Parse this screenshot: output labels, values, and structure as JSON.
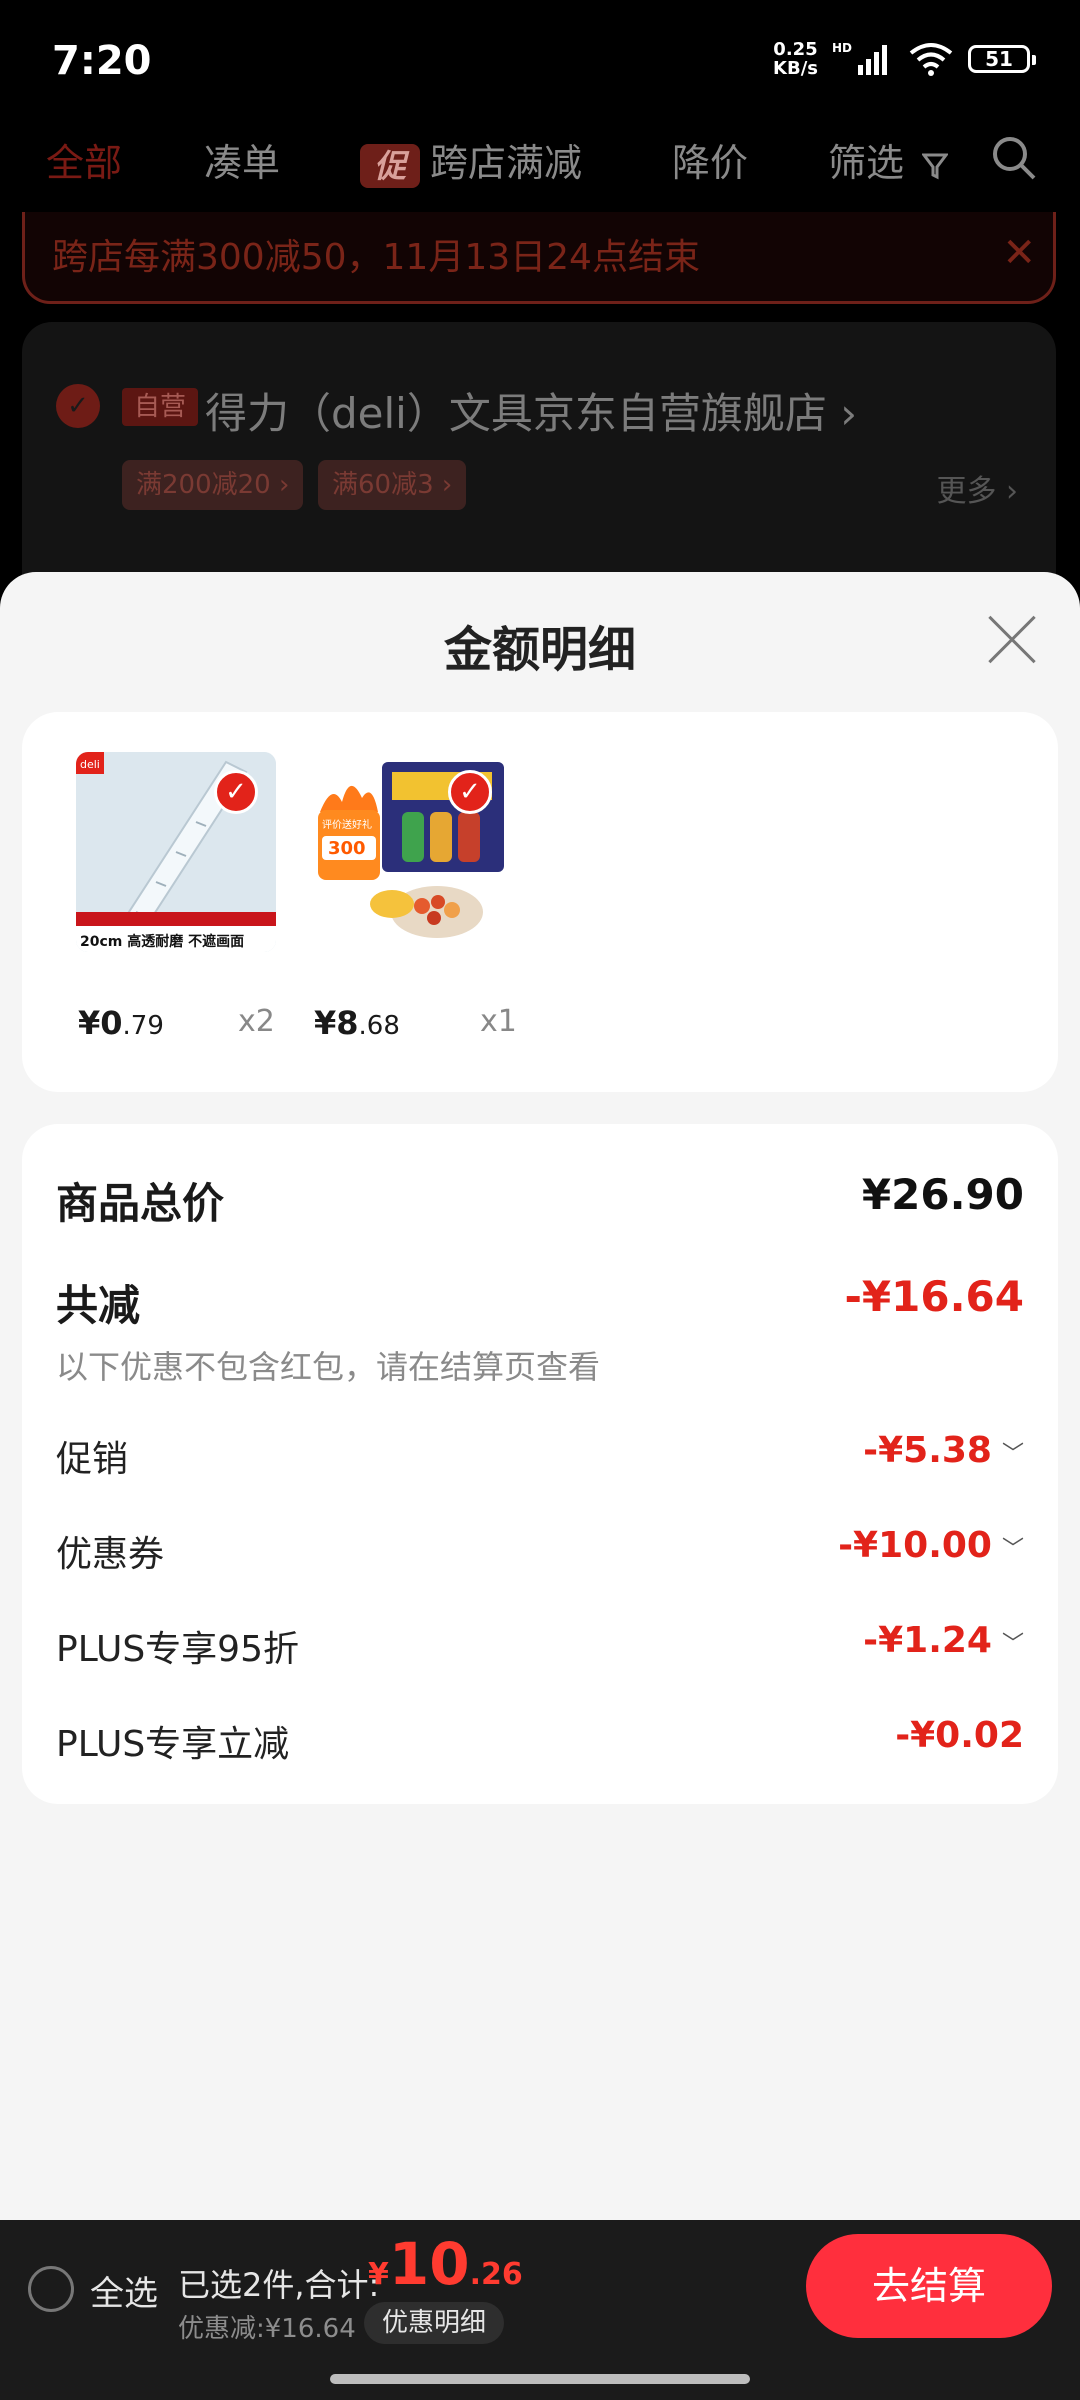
{
  "status_bar": {
    "time": "7:20",
    "net_speed_value": "0.25",
    "net_speed_unit": "KB/s",
    "network_label": "HD",
    "battery": "51"
  },
  "top_tabs": [
    {
      "label": "全部",
      "active": true
    },
    {
      "label": "凑单"
    },
    {
      "label": "跨店满减",
      "chip": "促"
    },
    {
      "label": "降价"
    },
    {
      "label": "筛选"
    }
  ],
  "notice": {
    "text": "跨店每满300减50，11月13日24点结束",
    "close": "✕"
  },
  "store": {
    "badge": "自营",
    "name": "得力（deli）文具京东自营旗舰店",
    "coupons": [
      "满200减20 ›",
      "满60减3 ›"
    ],
    "more": "更多 ›"
  },
  "sheet": {
    "title": "金额明细",
    "products": [
      {
        "price_main": "¥0",
        "price_decimal": ".79",
        "qty": "x2",
        "thumb_caption": "20cm 高透耐磨 不遮画面",
        "brand": "deli"
      },
      {
        "price_main": "¥8",
        "price_decimal": ".68",
        "qty": "x1",
        "thumb_caption": "评价送好礼",
        "thumb_badge": "300"
      }
    ],
    "summary": {
      "total_label": "商品总价",
      "total_value": "¥26.90",
      "reduce_label": "共减",
      "reduce_value": "-¥16.64",
      "note": "以下优惠不包含红包，请在结算页查看",
      "items": [
        {
          "label": "促销",
          "value": "-¥5.38"
        },
        {
          "label": "优惠券",
          "value": "-¥10.00"
        },
        {
          "label": "PLUS专享95折",
          "value": "-¥1.24"
        },
        {
          "label": "PLUS专享立减",
          "value": "-¥0.02"
        }
      ]
    }
  },
  "bottom_bar": {
    "select_all": "全选",
    "selected": "已选2件,合计:",
    "currency": "¥",
    "total_main": "10",
    "total_decimal": ".26",
    "discount": "优惠减:¥16.64",
    "detail_button": "优惠明细",
    "checkout_button": "去结算"
  },
  "colors": {
    "accent": "#e2231a",
    "checkout": "#ff2f3d"
  }
}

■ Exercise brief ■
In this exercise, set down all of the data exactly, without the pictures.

■ Answer to this task ■
Parse this screenshot: output labels, values, and structure as JSON.
{
  "status_bar": {
    "time": "7:20",
    "net_speed_value": "0.25",
    "net_speed_unit": "KB/s",
    "network_label": "HD",
    "battery": "51"
  },
  "top_tabs": [
    {
      "label": "全部",
      "active": true
    },
    {
      "label": "凑单"
    },
    {
      "label": "跨店满减",
      "chip": "促"
    },
    {
      "label": "降价"
    },
    {
      "label": "筛选"
    }
  ],
  "notice": {
    "text": "跨店每满300减50，11月13日24点结束",
    "close": "✕"
  },
  "store": {
    "badge": "自营",
    "name": "得力（deli）文具京东自营旗舰店",
    "coupons": [
      "满200减20 ›",
      "满60减3 ›"
    ],
    "more": "更多 ›"
  },
  "sheet": {
    "title": "金额明细",
    "products": [
      {
        "price_main": "¥0",
        "price_decimal": ".79",
        "qty": "x2",
        "thumb_caption": "20cm 高透耐磨 不遮画面",
        "brand": "deli"
      },
      {
        "price_main": "¥8",
        "price_decimal": ".68",
        "qty": "x1",
        "thumb_caption": "评价送好礼",
        "thumb_badge": "300"
      }
    ],
    "summary": {
      "total_label": "商品总价",
      "total_value": "¥26.90",
      "reduce_label": "共减",
      "reduce_value": "-¥16.64",
      "note": "以下优惠不包含红包，请在结算页查看",
      "items": [
        {
          "label": "促销",
          "value": "-¥5.38"
        },
        {
          "label": "优惠券",
          "value": "-¥10.00"
        },
        {
          "label": "PLUS专享95折",
          "value": "-¥1.24"
        },
        {
          "label": "PLUS专享立减",
          "value": "-¥0.02"
        }
      ]
    }
  },
  "bottom_bar": {
    "select_all": "全选",
    "selected": "已选2件,合计:",
    "currency": "¥",
    "total_main": "10",
    "total_decimal": ".26",
    "discount": "优惠减:¥16.64",
    "detail_button": "优惠明细",
    "checkout_button": "去结算"
  },
  "colors": {
    "accent": "#e2231a",
    "checkout": "#ff2f3d"
  }
}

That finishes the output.